By Kayla Schulz, MS, OTR/L
As experts in supporting students’ handwriting skills, school-based occupational therapists
are often charged with choosing just the right handwriting program to meet their students’ needs. With so many options available, this task can be a bit overwhelming. While many schools have preferred programs utilized within the general education setting, some students may benefit from a more personalized approach. To help you sort through the confusion, this blog offers a review of the most commonly used general education handwriting curriculums as well as a brief overview of several more occupational therapy specific options to use with the students on your caseload.
Handwriting Curriculums Commonly Used in Schools
Zaner-Bloser and the D’Nealian Handwriting Program are two of the most widely used handwriting curricula in school-wide general education settings. While these curricula have the benefit of being familiar to many educators, parents, and learners - they lack some key features that tend to benefit students such as approaching writing from a developmental approach and targeting foundational skills required for handwriting. These features are often especially benefical for our students who receive special education services.
3-step lesson model easily incorporated into classroom setting (Model, Practice, Evaluate)
Programs correlated to state standards and the Common Core
4 basic strokes to form all letters
Focus on Shape, Size, Spacing, and Slant as keys to legibility
D’Nealian Handwriting Program
Continuous stroke for lowercase letters to promote progression to cursive and reduce reversals
Focus on proper size, space and slant
Audio, visual, tactile, and kinesthetic approach
Handwriting Curriculums Commonly Used by Occupational Therapists (OTs)
As occupational therapists, we see students with a variety of diagnoses, each of which can impact learning styles and handwriting abilities.
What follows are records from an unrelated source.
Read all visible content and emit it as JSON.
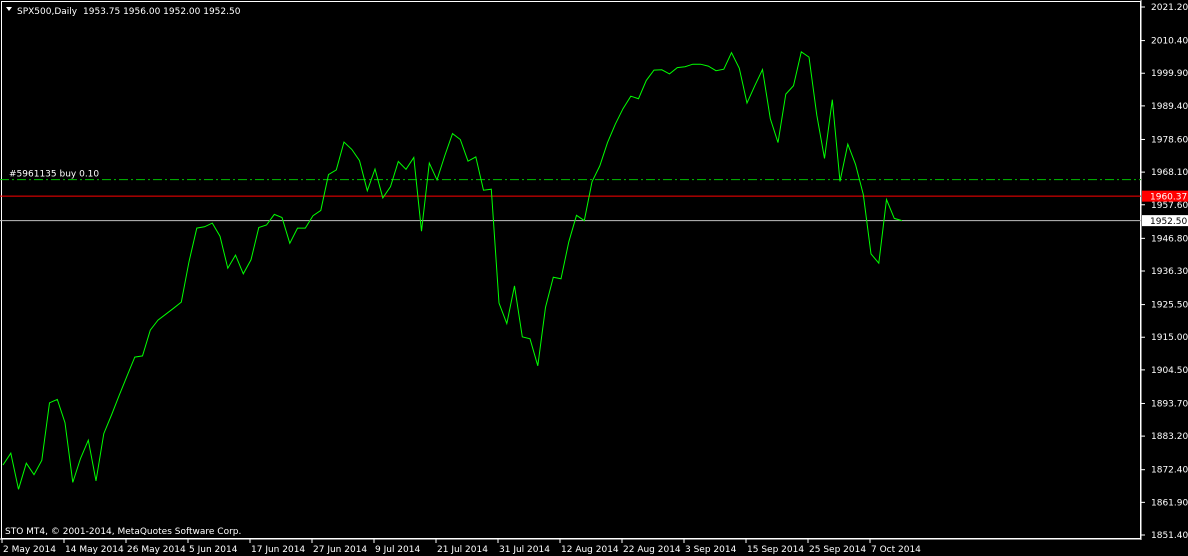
{
  "header": {
    "symbol": "SPX500,Daily",
    "ohlc": "1953.75 1956.00 1952.00 1952.50",
    "dropdown_icon": "triangle-down-icon"
  },
  "order_line": {
    "label": "#5961135 buy 0.10",
    "price": 1965.7,
    "color": "#00c000"
  },
  "current_price": {
    "value": 1952.5,
    "label": "1952.50",
    "color": "#c0c0c0"
  },
  "ask_price": {
    "value": 1960.37,
    "label": "1960.37",
    "color": "#ff0000"
  },
  "footer": {
    "copyright": "STO MT4, © 2001-2014, MetaQuotes Software Corp."
  },
  "colors": {
    "background": "#000000",
    "line": "#00ff00",
    "axis": "#ffffff",
    "grid_text": "#ffffff"
  },
  "chart_data": {
    "type": "line",
    "title": "",
    "xlabel": "",
    "ylabel": "",
    "ylim": [
      1851.4,
      2021.2
    ],
    "y_ticks": [
      "2021.20",
      "2010.40",
      "1999.90",
      "1989.40",
      "1978.60",
      "1968.10",
      "1957.60",
      "1946.80",
      "1936.30",
      "1925.50",
      "1915.00",
      "1904.50",
      "1893.70",
      "1883.20",
      "1872.40",
      "1861.90",
      "1851.40"
    ],
    "x_ticks": [
      "2 May 2014",
      "14 May 2014",
      "26 May 2014",
      "5 Jun 2014",
      "17 Jun 2014",
      "27 Jun 2014",
      "9 Jul 2014",
      "21 Jul 2014",
      "31 Jul 2014",
      "12 Aug 2014",
      "22 Aug 2014",
      "3 Sep 2014",
      "15 Sep 2014",
      "25 Sep 2014",
      "7 Oct 2014"
    ],
    "series": [
      {
        "values": [
          1873.9,
          1877.7,
          1866.1,
          1874.5,
          1870.8,
          1875.4,
          1893.9,
          1895.0,
          1887.5,
          1868.3,
          1876.0,
          1881.9,
          1868.8,
          1884.0,
          1890.0,
          1896.4,
          1902.5,
          1908.6,
          1909.0,
          1917.3,
          1920.5,
          1922.4,
          1924.3,
          1926.3,
          1939.3,
          1950.1,
          1950.5,
          1951.7,
          1947.5,
          1937.2,
          1941.4,
          1935.4,
          1939.9,
          1950.3,
          1951.1,
          1954.5,
          1953.5,
          1945.2,
          1950.1,
          1950.1,
          1954.1,
          1955.8,
          1967.3,
          1968.8,
          1977.8,
          1975.4,
          1971.8,
          1962.1,
          1969.1,
          1959.8,
          1963.4,
          1971.5,
          1969.0,
          1972.8,
          1949.1,
          1971.0,
          1965.6,
          1973.4,
          1980.5,
          1978.6,
          1971.6,
          1973.0,
          1962.3,
          1962.6,
          1926.0,
          1919.4,
          1931.5,
          1915.1,
          1914.5,
          1905.8,
          1924.6,
          1934.3,
          1933.8,
          1945.7,
          1954.2,
          1952.5,
          1965.0,
          1970.1,
          1977.6,
          1983.5,
          1988.5,
          1992.5,
          1991.7,
          1997.6,
          2000.9,
          2001.0,
          1999.7,
          2001.7,
          2002.0,
          2002.8,
          2002.8,
          2002.2,
          2000.7,
          2001.2,
          2006.5,
          2001.5,
          1990.3,
          1995.9,
          2001.1,
          1985.3,
          1977.6,
          1993.2,
          1995.9,
          2006.8,
          2005.1,
          1986.4,
          1972.5,
          1991.4,
          1965.1,
          1977.1,
          1970.6,
          1960.9,
          1941.8,
          1938.8,
          1959.3,
          1953.2,
          1952.5
        ]
      }
    ]
  }
}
Knowing this, it’s important to explore the handwriting program options available to us in order to best support our students’ unique needs.
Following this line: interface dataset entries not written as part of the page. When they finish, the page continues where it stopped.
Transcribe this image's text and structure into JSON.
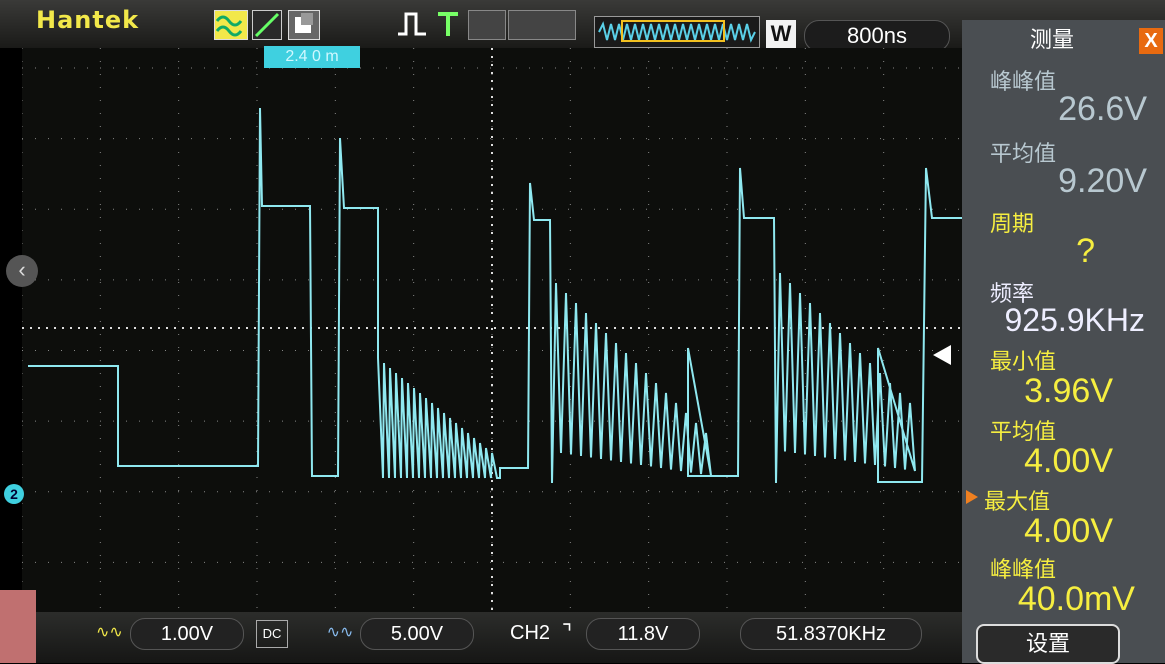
{
  "brand": "Hantek",
  "timebase": "800ns",
  "mode_button": "W",
  "trigger_time_marker": "2.4 0 m",
  "measure_panel": {
    "title": "测量",
    "close_label": "X",
    "items": [
      {
        "label": "峰峰值",
        "value": "26.6V",
        "style": "dim"
      },
      {
        "label": "平均值",
        "value": "9.20V",
        "style": "dim"
      },
      {
        "label": "周期",
        "value": "?",
        "style": "yel"
      },
      {
        "label": "频率",
        "value": "925.9KHz",
        "style": "white"
      },
      {
        "label": "最小值",
        "value": "3.96V",
        "style": "yel"
      },
      {
        "label": "平均值",
        "value": "4.00V",
        "style": "yel"
      },
      {
        "label": "最大值",
        "value": "4.00V",
        "style": "yel",
        "selected": true
      },
      {
        "label": "峰峰值",
        "value": "40.0mV",
        "style": "yel"
      }
    ],
    "setup_label": "设置"
  },
  "bottom": {
    "ch1_volts": "1.00V",
    "coupling": "DC",
    "ch2_volts": "5.00V",
    "trigger_source": "CH2",
    "trigger_level": "11.8V",
    "frequency": "51.8370KHz"
  },
  "channel_marker": "2",
  "colors": {
    "trace": "#8fe8f0",
    "accent": "#f2e84a",
    "panel": "#4a4e52",
    "grid": "#bbbbbb"
  },
  "icons": [
    "wave-icon",
    "ramp-icon",
    "grid-icon",
    "trigger-edge-icon",
    "trigger-T-icon",
    "waveform-overview-icon",
    "close-icon",
    "left-arrow-icon"
  ]
}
Whether you’re a new OT who is just jumping into handwriting support, or a seasoned therapist looking to expand your approaches, here are some great places to start. While this is by no means an exhaustive list, these are a few of the most commonly used programs along with some key features of each.
Handwriting Without Tears (HWT)
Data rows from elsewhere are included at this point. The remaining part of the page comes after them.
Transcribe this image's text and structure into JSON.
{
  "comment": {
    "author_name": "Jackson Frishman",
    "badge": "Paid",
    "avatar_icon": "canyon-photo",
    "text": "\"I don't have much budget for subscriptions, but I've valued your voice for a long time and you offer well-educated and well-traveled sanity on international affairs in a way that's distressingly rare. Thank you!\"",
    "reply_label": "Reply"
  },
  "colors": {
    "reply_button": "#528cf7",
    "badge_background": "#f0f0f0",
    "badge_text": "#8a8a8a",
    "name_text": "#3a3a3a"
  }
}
Pre-K - grade 5
Multisensory approach to support auditory, visual and kinesthetic learners
Teaches letters in developmentally appropriate order (rather than alphabetically)
Unique double lined (rather than tri lined) paper to promote legibility
Size Matters ® Handwriting Program
Developed by an OT
Groups letters into 3 letter sizes - “Focus on Size! Form will Follow!”
Graded approach to cognition, perception, and motor planning
Concept driven, flexible, and adaptable
Pre-K - grade 5 (with additional kits for Special Education/ELL, Occupational Therapy, and Home)
Developed by an ECSE teacher and an OT
Focused on large motor activities that promote “muscle memory” and common language across the grades
Focus on automaticity of letter writing to promote eventual development of higher-level composition skills
Continuous stroke formation to minimize repositioning (easier transition to cursive)
Insights on Curriculums Commonly Used by Occupational Therapists
We know that using a “one size fits all” approach to education is not best practice and this is also true when selecting a handwriting curriculum. In my experience, early learners such as pre-K and kindergarteners (or those at a similar developmental level) tend to do well with HWT. Its multisensory approach (including wooden block manipulatives, magnet boards, chalk, water, and sponges) is motivating and engaging. Its focus on pre-writing lines and shapes, as well as a developmental approach to teaching letters (rather than alphabetically), eases children into the skill of writing. As students progress in their writing, I find that Handwriting Without Tears’ unique double-lined paper (solid baseline and midline with no top line) can become a bit confusing for some. This is likely impacted by children being simultaneously exposed to more traditional lined and tri-lined paper in other settings.
I’ve recently increased my use of the Size Matters Handwriting Program with students. I find it especially helpful for students who have a basic understanding of letter formation but continue to struggle with proper sizing and line placement. Size Matters also offers supplemental materials to specifically target visual perceptual and eye-hand coordination. For many students, I incorporate elements of both HWT and Size Matters to target the student’s greatest need areas and preferences.
While I am least familiar with EZ Write, I am drawn to explore it further. It’s designed to be used as both a regular classroom curriculum as well as a remedial handwriting program. It has kits available by grade level, but also offers an Occupational Therapy Kit for use in intervention. Its unique focus on developing automaticity is also a key feature for me as many of my students struggle in this area.
No matter which program (or programs) you choose, you have the ability to make the experience of learning to write a more positive one for each of your students. When armed with a strong set of resources and a unique skill set to assess and support student needs, occupational therapists are a vital resource in helping a wide range of learners effectively and efficiently produce quality handwriting.